How Bernie Sanders Changed the Democratic Party

Supporters greet Democratic presidential candidate Bernie Sanders at a rally in Carson, California, on May 17. Lucy Nicholson/Reuters

NEW YORK (Reuters) - The Democratic Party said on Monday it will give U.S. presidential contender Bernie Sanders a prominent say in writing its platform this year, a gesture that could ease tensions between Sanders' camp and party leaders, whom Sanders has accused of favoring rival Hillary Clinton.

Sanders has remained steadfast in his long-shot battle with Clinton for the Democratic nomination for the November presidential election, even though he lags her in the delegate count with only a few state contests remaining. The divisiveness among the Democrats stands in contrast to the Republicans, whose party leaders are slowly rallying behind Donald Trump, their presumptive nominee.

Sanders' tenacity appeared to be paying off: The U.S. senator from Vermont will be allowed to name five members to the 15-member committee that writes the platform at the Democratic Party's national convention in late July in Philadelphia even if he is not the nominee. Clinton will name six.

The party said in a statement the split was based on the results of state votes to date "in an effort to make this the most representative and inclusive process in history."

The party's chairwoman, Debbie Wasserman Schultz, will name the committee's final four members.

The Democratic Party's rules allow the chair to name all 15 members, suggesting that the party was trying to accommodate Sanders and his fervent supporters, who still pack rallies by the thousands as he campaigns in California, which will hold its primaries on June 7.

Sanders did little to dispel the acrimony between himself and the party, which he joined only last year after more than two decades in Congress as an independent, when he said over the weekend that he was endorsing Wasserman Schultz's Democratic opponent in her Florida congressional district.

On Monday, he repeated some of his criticisms of Clinton, whom he has suggested is vulnerable to influence by corporate donors to her campaign, which she denies.

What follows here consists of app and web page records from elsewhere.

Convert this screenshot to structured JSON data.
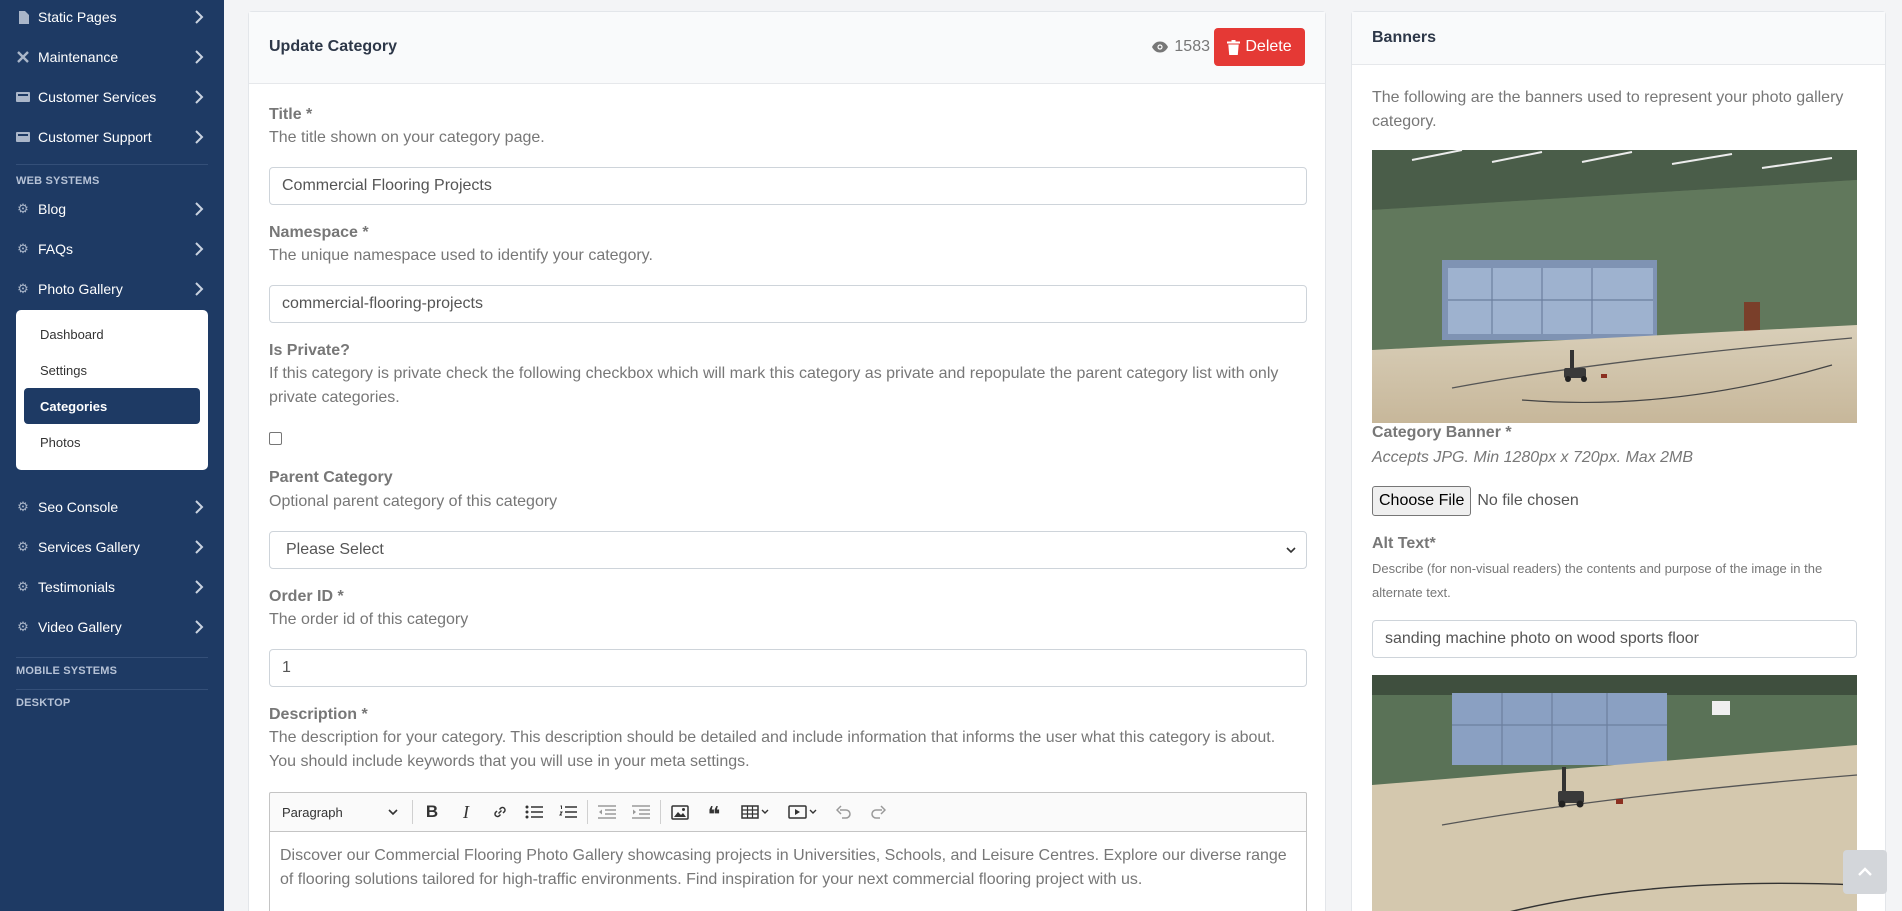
{
  "sidebar": {
    "items_top": [
      {
        "label": "Static Pages",
        "icon": "document-icon"
      },
      {
        "label": "Maintenance",
        "icon": "tools-icon"
      },
      {
        "label": "Customer Services",
        "icon": "keyboard-icon"
      },
      {
        "label": "Customer Support",
        "icon": "keyboard-icon"
      }
    ],
    "section_web": "WEB SYSTEMS",
    "items_web": [
      {
        "label": "Blog",
        "icon": "gear-icon"
      },
      {
        "label": "FAQs",
        "icon": "gear-icon"
      },
      {
        "label": "Photo Gallery",
        "icon": "gear-icon"
      }
    ],
    "submenu": [
      "Dashboard",
      "Settings",
      "Categories",
      "Photos"
    ],
    "submenu_active": "Categories",
    "items_web2": [
      {
        "label": "Seo Console",
        "icon": "gear-icon"
      },
      {
        "label": "Services Gallery",
        "icon": "gear-icon"
      },
      {
        "label": "Testimonials",
        "icon": "gear-icon"
      },
      {
        "label": "Video Gallery",
        "icon": "gear-icon"
      }
    ],
    "section_mobile": "MOBILE SYSTEMS",
    "section_desktop": "DESKTOP"
  },
  "main": {
    "title": "Update Category",
    "views": "1583",
    "delete_label": "Delete",
    "fields": {
      "title_label": "Title *",
      "title_help": "The title shown on your category page.",
      "title_value": "Commercial Flooring Projects",
      "namespace_label": "Namespace *",
      "namespace_help": "The unique namespace used to identify your category.",
      "namespace_value": "commercial-flooring-projects",
      "private_label": "Is Private?",
      "private_help_1": "If this category is private check the following checkbox which will mark this category as private and repopulate the parent category list with only",
      "private_help_2": "private categories.",
      "parent_label": "Parent Category",
      "parent_help": "Optional parent category of this category",
      "parent_value": "Please Select",
      "order_label": "Order ID *",
      "order_help": "The order id of this category",
      "order_value": "1",
      "desc_label": "Description *",
      "desc_help_1": "The description for your category. This description should be detailed and include information that informs the user what this category is about.",
      "desc_help_2": "You should include keywords that you will use in your meta settings.",
      "editor_format": "Paragraph",
      "desc_value_1": "Discover our Commercial Flooring Photo Gallery showcasing projects in Universities, Schools, and Leisure Centres. Explore our diverse range",
      "desc_value_2": "of flooring solutions tailored for high-traffic environments. Find inspiration for your next commercial flooring project with us."
    }
  },
  "banners": {
    "title": "Banners",
    "intro_1": "The following are the banners used to represent your photo gallery",
    "intro_2": "category.",
    "banner_label": "Category Banner *",
    "banner_help": "Accepts JPG. Min 1280px x 720px. Max 2MB",
    "choose_file": "Choose File",
    "no_file": "No file chosen",
    "alt_label": "Alt Text*",
    "alt_help_1": "Describe (for non-visual readers) the contents and purpose of the image in the",
    "alt_help_2": "alternate text.",
    "alt_value": "sanding machine photo on wood sports floor"
  },
  "colors": {
    "sidebar_bg": "#1e3a64",
    "delete_red": "#e53935"
  }
}
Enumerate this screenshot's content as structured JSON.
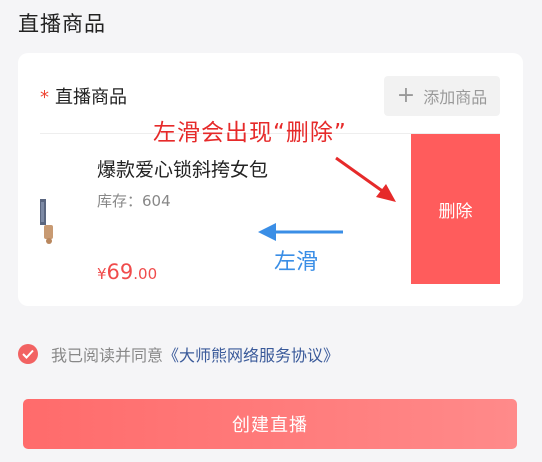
{
  "section": {
    "title": "直播商品"
  },
  "card": {
    "required_mark": "*",
    "field_label": "直播商品",
    "add_button": {
      "icon": "plus-icon",
      "label": "添加商品"
    },
    "product": {
      "name": "爆款爱心锁斜挎女包",
      "stock": "库存：604",
      "price_symbol": "¥",
      "price_int": "69",
      "price_dec": ".00"
    },
    "delete_label": "删除"
  },
  "annotations": {
    "top": "左滑会出现“删除”",
    "left": "左滑",
    "top_color": "#e62a2a",
    "left_color": "#3a8ee6"
  },
  "agreement": {
    "prefix": "我已阅读并同意",
    "link": "《大师熊网络服务协议》",
    "checked": true
  },
  "create_button": {
    "label": "创建直播"
  },
  "colors": {
    "accent": "#ff5c5c",
    "price": "#f04b4b"
  }
}
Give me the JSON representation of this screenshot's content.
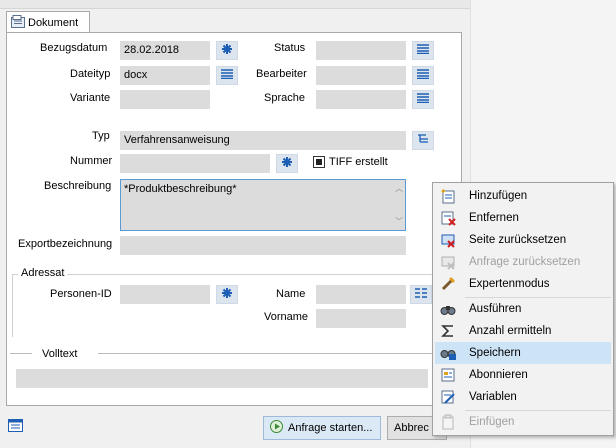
{
  "tab": {
    "label": "Dokument"
  },
  "form": {
    "bezugsdatum": {
      "label": "Bezugsdatum",
      "value": "28.02.2018"
    },
    "status": {
      "label": "Status",
      "value": ""
    },
    "dateityp": {
      "label": "Dateityp",
      "value": "docx"
    },
    "bearbeiter": {
      "label": "Bearbeiter",
      "value": ""
    },
    "variante": {
      "label": "Variante",
      "value": ""
    },
    "sprache": {
      "label": "Sprache",
      "value": ""
    },
    "typ": {
      "label": "Typ",
      "value": "Verfahrensanweisung"
    },
    "nummer": {
      "label": "Nummer",
      "value": ""
    },
    "tiff": {
      "label": "TIFF erstellt",
      "checked": false
    },
    "beschreibung": {
      "label": "Beschreibung",
      "value": "*Produktbeschreibung*"
    },
    "exportbezeichnung": {
      "label": "Exportbezeichnung",
      "value": ""
    }
  },
  "adressat": {
    "legend": "Adressat",
    "personen_id": {
      "label": "Personen-ID",
      "value": ""
    },
    "name": {
      "label": "Name",
      "value": ""
    },
    "vorname": {
      "label": "Vorname",
      "value": ""
    }
  },
  "volltext": {
    "legend": "Volltext",
    "value": ""
  },
  "buttons": {
    "anfrage_starten": "Anfrage starten...",
    "abbrechen": "Abbrec"
  },
  "context_menu": {
    "items": [
      {
        "label": "Hinzufügen",
        "icon": "add-record-icon",
        "enabled": true,
        "selected": false
      },
      {
        "label": "Entfernen",
        "icon": "remove-record-icon",
        "enabled": true,
        "selected": false
      },
      {
        "label": "Seite zurücksetzen",
        "icon": "reset-page-icon",
        "enabled": true,
        "selected": false
      },
      {
        "label": "Anfrage zurücksetzen",
        "icon": "reset-query-icon",
        "enabled": false,
        "selected": false
      },
      {
        "label": "Expertenmodus",
        "icon": "expert-mode-icon",
        "enabled": true,
        "selected": false
      },
      {
        "label": "Ausführen",
        "icon": "binoculars-icon",
        "enabled": true,
        "selected": false
      },
      {
        "label": "Anzahl ermitteln",
        "icon": "sum-icon",
        "enabled": true,
        "selected": false
      },
      {
        "label": "Speichern",
        "icon": "save-query-icon",
        "enabled": true,
        "selected": true
      },
      {
        "label": "Abonnieren",
        "icon": "subscribe-icon",
        "enabled": true,
        "selected": false
      },
      {
        "label": "Variablen",
        "icon": "variables-icon",
        "enabled": true,
        "selected": false
      },
      {
        "label": "Einfügen",
        "icon": "paste-icon",
        "enabled": false,
        "selected": false
      }
    ]
  },
  "colors": {
    "field_bg": "#dcdcdc",
    "accent": "#1d5fb4",
    "menu_highlight": "#cde4f7"
  }
}
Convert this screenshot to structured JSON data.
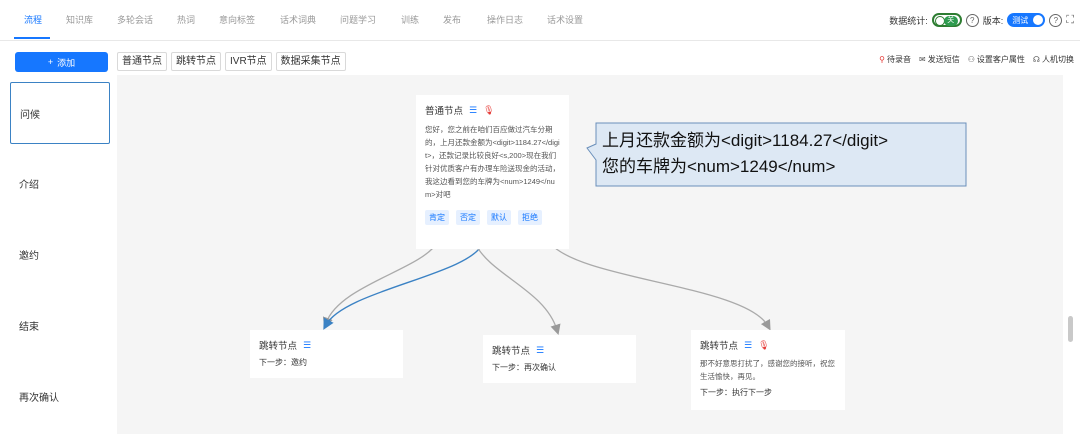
{
  "top_tabs": [
    {
      "label": "流程",
      "active": true
    },
    {
      "label": "知识库"
    },
    {
      "label": "多轮会话"
    },
    {
      "label": "热词"
    },
    {
      "label": "意向标签"
    },
    {
      "label": "话术词典"
    },
    {
      "label": "问题学习"
    },
    {
      "label": "训练"
    },
    {
      "label": "发布"
    },
    {
      "label": "操作日志"
    },
    {
      "label": "话术设置"
    }
  ],
  "header_right": {
    "stats_label": "数据统计:",
    "stats_toggle": "关",
    "version_label": "版本:",
    "version_toggle": "测试",
    "help_glyph": "?",
    "expand_glyph": "⛶"
  },
  "add_button": {
    "icon": "+",
    "label": "添加"
  },
  "node_types": [
    "普通节点",
    "跳转节点",
    "IVR节点",
    "数据采集节点"
  ],
  "actions": [
    {
      "icon": "pin-icon",
      "glyph": "⚲",
      "label": "待录音"
    },
    {
      "icon": "sms-icon",
      "glyph": "✉",
      "label": "发送短信"
    },
    {
      "icon": "user-attr-icon",
      "glyph": "⚇",
      "label": "设置客户属性"
    },
    {
      "icon": "headset-icon",
      "glyph": "☊",
      "label": "人机切换"
    }
  ],
  "sidebar": [
    {
      "label": "问候",
      "active": true
    },
    {
      "label": "介绍"
    },
    {
      "label": "邀约"
    },
    {
      "label": "结束"
    },
    {
      "label": "再次确认"
    }
  ],
  "main_node": {
    "title": "普通节点",
    "body": "您好，您之前在咱们百应做过汽车分期的，上月还款金额为<digit>1184.27</digit>，还款记录比较良好<s,200>现在我们针对优质客户有办理车险送现金的活动，我这边看到您的车牌为<num>1249</num>对吧",
    "chips": [
      "肯定",
      "否定",
      "默认",
      "拒绝"
    ]
  },
  "callout": {
    "line1": "上月还款金额为<digit>1184.27</digit>",
    "line2": "您的车牌为<num>1249</num>"
  },
  "jump_nodes": [
    {
      "title": "跳转节点",
      "next": "下一步：邀约"
    },
    {
      "title": "跳转节点",
      "next": "下一步：再次确认"
    },
    {
      "title": "跳转节点",
      "body": "那不好意思打扰了，感谢您的接听，祝您生活愉快，再见。",
      "next": "下一步：执行下一步"
    }
  ],
  "colors": {
    "accent": "#1677ff",
    "mic": "#e53935",
    "toggle_green": "#2e9b4f"
  }
}
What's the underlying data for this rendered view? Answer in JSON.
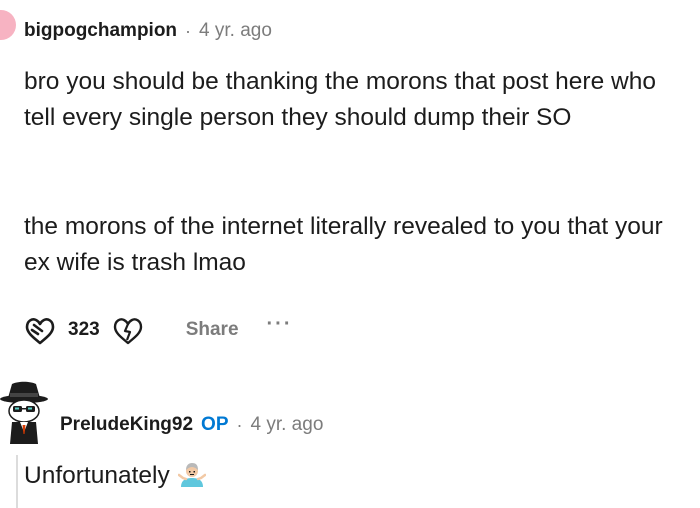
{
  "comment": {
    "username": "bigpogchampion",
    "separator": "·",
    "time": "4 yr. ago",
    "paragraphs": [
      "bro you should be thanking the morons that post here who tell every single person they should dump their SO",
      "the morons of the internet literally revealed to you that your ex wife is trash lmao"
    ],
    "score": "323",
    "share_label": "Share",
    "more_label": "···",
    "avatar_color": "#f7b3c2"
  },
  "reply": {
    "username": "PreludeKing92",
    "op_badge": "OP",
    "separator": "·",
    "time": "4 yr. ago",
    "text": "Unfortunately",
    "emoji_icon": "person-shrugging-emoji"
  },
  "colors": {
    "text": "#1c1c1c",
    "meta": "#7c7c7c",
    "op_badge": "#0079d3",
    "thread_line": "#dcdcdc"
  }
}
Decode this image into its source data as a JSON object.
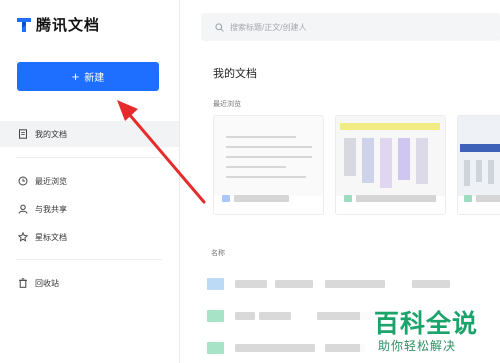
{
  "sidebar": {
    "logo_text": "腾讯文档",
    "new_button_label": "新建",
    "items": [
      {
        "label": "我的文档"
      },
      {
        "label": "最近浏览"
      },
      {
        "label": "与我共享"
      },
      {
        "label": "星标文档"
      },
      {
        "label": "回收站"
      }
    ]
  },
  "search": {
    "placeholder": "搜索标题/正文/创建人"
  },
  "main": {
    "title": "我的文档",
    "recent_label": "最近浏览",
    "name_header": "名称"
  },
  "watermark": {
    "main": "百科全说",
    "sub": "助你轻松解决"
  },
  "colors": {
    "accent": "#1e6fff",
    "annotation_arrow": "#e52b2b",
    "watermark_green": "#1aa36a"
  }
}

"We believe that we will have the representation on the platform drafting committee to create a Democratic platform that reflects the views of millions of our supporters who want the party to address the needs of working families in this country and not just Wall Street, the drug companies, the fossil fuel industry and other powerful special interests," Sanders said in a statement.

The Clinton campaign said it was pleased to see Sanders represented, describing the party as a "big tent."

"Hillary Clinton is committed to continue welcoming different perspectives and ideas," spokesman Brian Fallon said in a statement.

Sanders, who has criticized Clinton for being too biased toward Israel, has named a pro-Palestinian activist and a prominent environmentalist among his picks for the committee.


Clinton has said she now considers herself the de facto Democratic nominee. Increasingly, she has turned her attention to attacking Trump as a "bully" when speaking at campaign events while urging Sanders supporters to rally to her side.

She told labor union members in Detroit on Monday that, if elected, she would embrace issues important to Sanders' supporters, including reform of campaign financing and reducing income inequality.

Trump, meanwhile, is steadily escalating his criticism of both Hillary and Bill Clinton's relationship with women, using rhetoric that has little precedent in U.S. presidential politics.

On Monday, Trump circulated a new online video that shows images of Bill Clinton, the former president, as voices of women play on the soundtrack saying he had assaulted them, before ending with the sound of Hillary Clinton, his wife, laughing.

Though none of the women are identified in the video, one of the voices is that of Juanita Broaddrick in an NBC interview from 1999 in which the former nursing-home manager accused Bill Clinton of raping her in a hotel in Little Rock, Arkansas, in 1978.

The Clintons' lawyer, David Kendall, said in 1999 that the accusation was false. The Clintons have declined to discuss the accusation and are ignoring his personal attacks, with Hillary Clinton saying instead she will defend vulnerable Americans from the consequences of Trump's proposals.

"Trump economics is a recipe for lower wages, fewer jobs, more debt," she told the union members on Monday. "He could bankrupt America like he bankrupted his companies. I mean, ask yourself: How can anybody lose money running a casino, really?"